[Data Boundary: Start]
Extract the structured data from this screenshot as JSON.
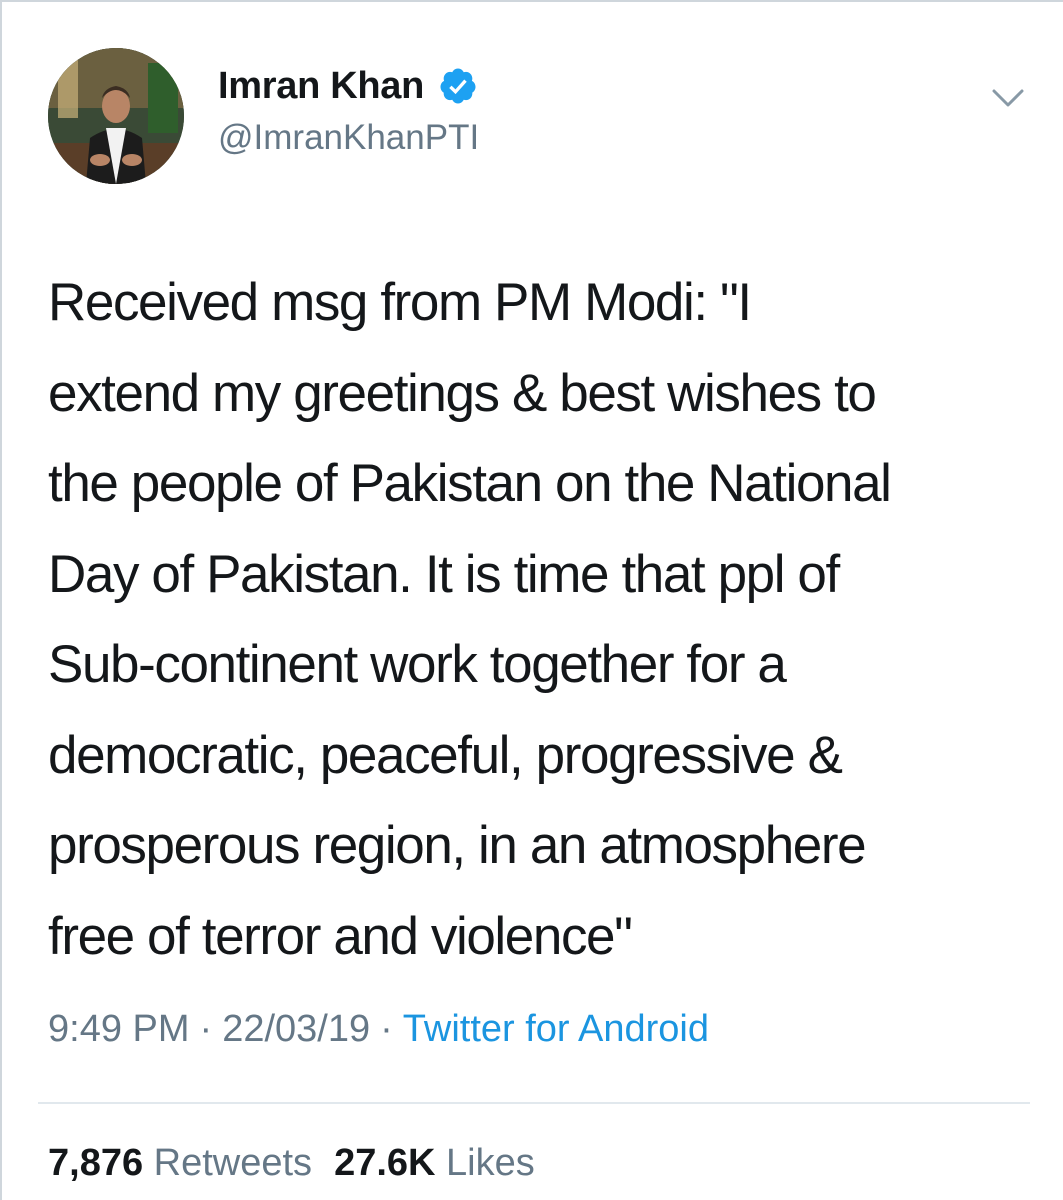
{
  "author": {
    "display_name": "Imran Khan",
    "handle": "@ImranKhanPTI",
    "verified": true,
    "avatar_icon": "profile-photo"
  },
  "tweet": {
    "text": "Received msg from PM Modi: \"I\nextend my greetings & best wishes to\nthe people of Pakistan on the National\nDay of Pakistan. It is time that ppl of\nSub-continent work together for a\ndemocratic, peaceful, progressive &\nprosperous region, in an atmosphere\nfree of terror and violence\"",
    "time": "9:49 PM",
    "separator": "·",
    "date": "22/03/19",
    "source": "Twitter for Android"
  },
  "stats": {
    "retweets_count": "7,876",
    "retweets_label": "Retweets",
    "likes_count": "27.6K",
    "likes_label": "Likes"
  },
  "colors": {
    "text_primary": "#14171a",
    "text_secondary": "#657786",
    "link_blue": "#1b95e0",
    "verified_blue": "#1da1f2"
  },
  "icons": {
    "verified": "verified-badge-icon",
    "menu": "chevron-down-icon"
  }
}
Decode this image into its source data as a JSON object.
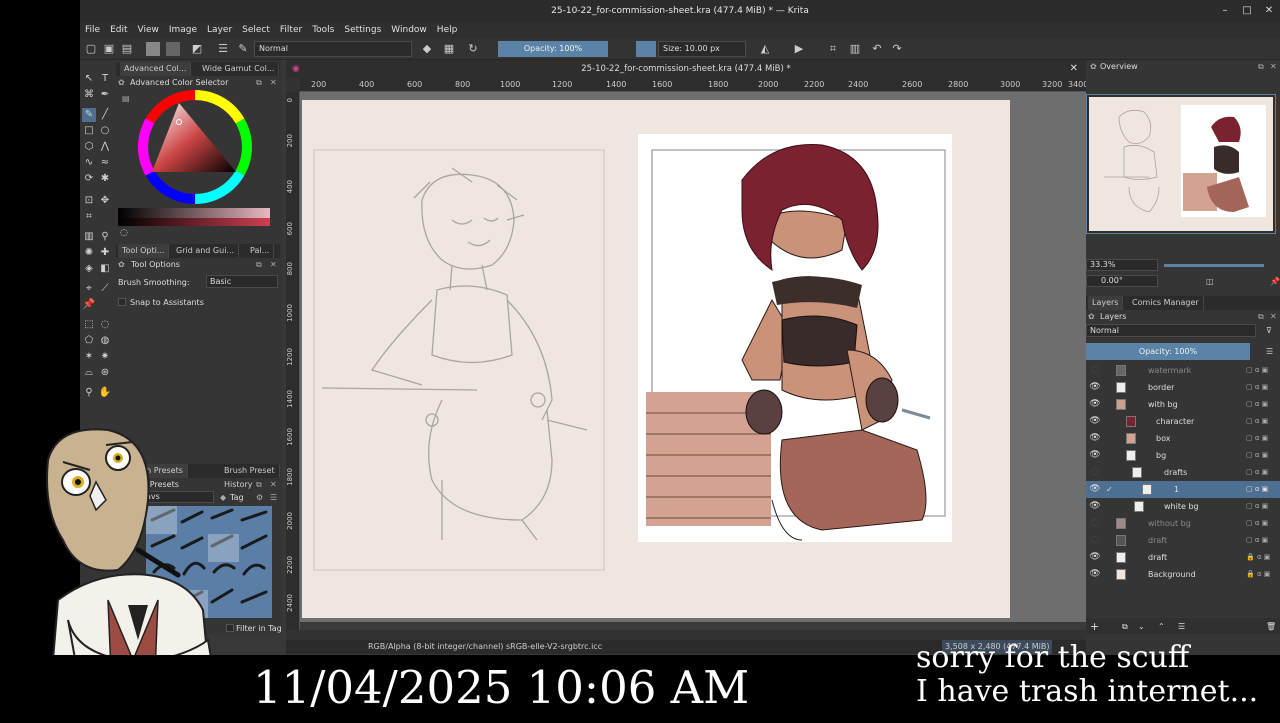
{
  "window": {
    "title": "25-10-22_for-commission-sheet.kra (477.4 MiB) * — Krita"
  },
  "menu": [
    "File",
    "Edit",
    "View",
    "Image",
    "Layer",
    "Select",
    "Filter",
    "Tools",
    "Settings",
    "Window",
    "Help"
  ],
  "toolbar": {
    "blend_mode": "Normal",
    "opacity": "Opacity: 100%",
    "size": "Size: 10.00 px"
  },
  "left_dock": {
    "color_tabs": [
      "Advanced Col...",
      "Wide Gamut Col..."
    ],
    "color_title": "Advanced Color Selector",
    "tool_tabs": [
      "Tool Opti...",
      "Grid and Gui...",
      "Pal..."
    ],
    "tool_options_title": "Tool Options",
    "brush_smoothing_label": "Brush Smoothing:",
    "brush_smoothing_value": "Basic",
    "snap_label": "Snap to Assistants",
    "preset_tabs": [
      "sh Presets",
      "Brush Preset History"
    ],
    "preset_title": "sh Presets",
    "tag_filter": "avs",
    "tag_label": "Tag",
    "filter_in_tag": "Filter in Tag"
  },
  "canvas": {
    "doc_tab": "25-10-22_for-commission-sheet.kra (477.4 MiB) *",
    "h_ticks": [
      "200",
      "400",
      "600",
      "800",
      "1000",
      "1200",
      "1400",
      "1600",
      "1800",
      "2000",
      "2200",
      "2400",
      "2600",
      "2800",
      "3000",
      "3200",
      "3400"
    ],
    "v_ticks": [
      "0",
      "200",
      "400",
      "600",
      "800",
      "1000",
      "1200",
      "1400",
      "1600",
      "1800",
      "2000",
      "2200",
      "2400"
    ],
    "colors": {
      "paper": "#efe6df",
      "box": "#d4a290",
      "hair": "#7a2230",
      "skin": "#c99279"
    }
  },
  "statusbar": {
    "color_info": "RGB/Alpha (8-bit integer/channel)  sRGB-elle-V2-srgbtrc.icc",
    "dimensions": "3,508 x 2,480 (477.4 MiB)",
    "rotation": "0.00°"
  },
  "right_dock": {
    "overview_title": "Overview",
    "zoom": "33.3%",
    "rotation": "0.00°",
    "tabs": [
      "Layers",
      "Comics Manager"
    ],
    "layers_title": "Layers",
    "blend_mode": "Normal",
    "opacity": "Opacity:  100%",
    "layers": [
      {
        "name": "watermark",
        "visible": false,
        "locked": false
      },
      {
        "name": "border",
        "visible": true,
        "locked": false
      },
      {
        "name": "with bg",
        "visible": true,
        "locked": false
      },
      {
        "name": "character",
        "visible": true,
        "locked": false
      },
      {
        "name": "box",
        "visible": true,
        "locked": false
      },
      {
        "name": "bg",
        "visible": true,
        "locked": false
      },
      {
        "name": "drafts",
        "visible": false,
        "locked": false
      },
      {
        "name": "1",
        "visible": true,
        "locked": false
      },
      {
        "name": "white bg",
        "visible": true,
        "locked": false
      },
      {
        "name": "without bg",
        "visible": false,
        "locked": false
      },
      {
        "name": "draft",
        "visible": false,
        "locked": false
      },
      {
        "name": "draft",
        "visible": true,
        "locked": true
      },
      {
        "name": "Background",
        "visible": true,
        "locked": true
      }
    ]
  },
  "overlay": {
    "datetime": "11/04/2025 10:06 AM",
    "note_line1": "sorry for the scuff",
    "note_line2": "I have trash internet..."
  }
}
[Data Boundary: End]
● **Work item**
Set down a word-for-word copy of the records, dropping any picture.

● **Result of the task**
Extract the structured data from this screenshot as JSON.
{
  "author": {
    "display_name": "Imran Khan",
    "handle": "@ImranKhanPTI",
    "verified": true,
    "avatar_icon": "profile-photo"
  },
  "tweet": {
    "text": "Received msg from PM Modi: \"I\nextend my greetings & best wishes to\nthe people of Pakistan on the National\nDay of Pakistan. It is time that ppl of\nSub-continent work together for a\ndemocratic, peaceful, progressive &\nprosperous region, in an atmosphere\nfree of terror and violence\"",
    "time": "9:49 PM",
    "separator": "·",
    "date": "22/03/19",
    "source": "Twitter for Android"
  },
  "stats": {
    "retweets_count": "7,876",
    "retweets_label": "Retweets",
    "likes_count": "27.6K",
    "likes_label": "Likes"
  },
  "colors": {
    "text_primary": "#14171a",
    "text_secondary": "#657786",
    "link_blue": "#1b95e0",
    "verified_blue": "#1da1f2"
  },
  "icons": {
    "verified": "verified-badge-icon",
    "menu": "chevron-down-icon"
  }
}
Decode this image into its source data as a JSON object.
{
  "window": {
    "title": "25-10-22_for-commission-sheet.kra (477.4 MiB) * — Krita"
  },
  "menu": [
    "File",
    "Edit",
    "View",
    "Image",
    "Layer",
    "Select",
    "Filter",
    "Tools",
    "Settings",
    "Window",
    "Help"
  ],
  "toolbar": {
    "blend_mode": "Normal",
    "opacity": "Opacity: 100%",
    "size": "Size: 10.00 px"
  },
  "left_dock": {
    "color_tabs": [
      "Advanced Col...",
      "Wide Gamut Col..."
    ],
    "color_title": "Advanced Color Selector",
    "tool_tabs": [
      "Tool Opti...",
      "Grid and Gui...",
      "Pal..."
    ],
    "tool_options_title": "Tool Options",
    "brush_smoothing_label": "Brush Smoothing:",
    "brush_smoothing_value": "Basic",
    "snap_label": "Snap to Assistants",
    "preset_tabs": [
      "sh Presets",
      "Brush Preset History"
    ],
    "preset_title": "sh Presets",
    "tag_filter": "avs",
    "tag_label": "Tag",
    "filter_in_tag": "Filter in Tag"
  },
  "canvas": {
    "doc_tab": "25-10-22_for-commission-sheet.kra (477.4 MiB) *",
    "h_ticks": [
      "200",
      "400",
      "600",
      "800",
      "1000",
      "1200",
      "1400",
      "1600",
      "1800",
      "2000",
      "2200",
      "2400",
      "2600",
      "2800",
      "3000",
      "3200",
      "3400"
    ],
    "v_ticks": [
      "0",
      "200",
      "400",
      "600",
      "800",
      "1000",
      "1200",
      "1400",
      "1600",
      "1800",
      "2000",
      "2200",
      "2400"
    ],
    "colors": {
      "paper": "#efe6df",
      "box": "#d4a290",
      "hair": "#7a2230",
      "skin": "#c99279"
    }
  },
  "statusbar": {
    "color_info": "RGB/Alpha (8-bit integer/channel)  sRGB-elle-V2-srgbtrc.icc",
    "dimensions": "3,508 x 2,480 (477.4 MiB)",
    "rotation": "0.00°"
  },
  "right_dock": {
    "overview_title": "Overview",
    "zoom": "33.3%",
    "rotation": "0.00°",
    "tabs": [
      "Layers",
      "Comics Manager"
    ],
    "layers_title": "Layers",
    "blend_mode": "Normal",
    "opacity": "Opacity:  100%",
    "layers": [
      {
        "name": "watermark",
        "visible": false,
        "locked": false
      },
      {
        "name": "border",
        "visible": true,
        "locked": false
      },
      {
        "name": "with bg",
        "visible": true,
        "locked": false
      },
      {
        "name": "character",
        "visible": true,
        "locked": false
      },
      {
        "name": "box",
        "visible": true,
        "locked": false
      },
      {
        "name": "bg",
        "visible": true,
        "locked": false
      },
      {
        "name": "drafts",
        "visible": false,
        "locked": false
      },
      {
        "name": "1",
        "visible": true,
        "locked": false
      },
      {
        "name": "white bg",
        "visible": true,
        "locked": false
      },
      {
        "name": "without bg",
        "visible": false,
        "locked": false
      },
      {
        "name": "draft",
        "visible": false,
        "locked": false
      },
      {
        "name": "draft",
        "visible": true,
        "locked": true
      },
      {
        "name": "Background",
        "visible": true,
        "locked": true
      }
    ]
  },
  "overlay": {
    "datetime": "11/04/2025 10:06 AM",
    "note_line1": "sorry for the scuff",
    "note_line2": "I have trash internet..."
  }
}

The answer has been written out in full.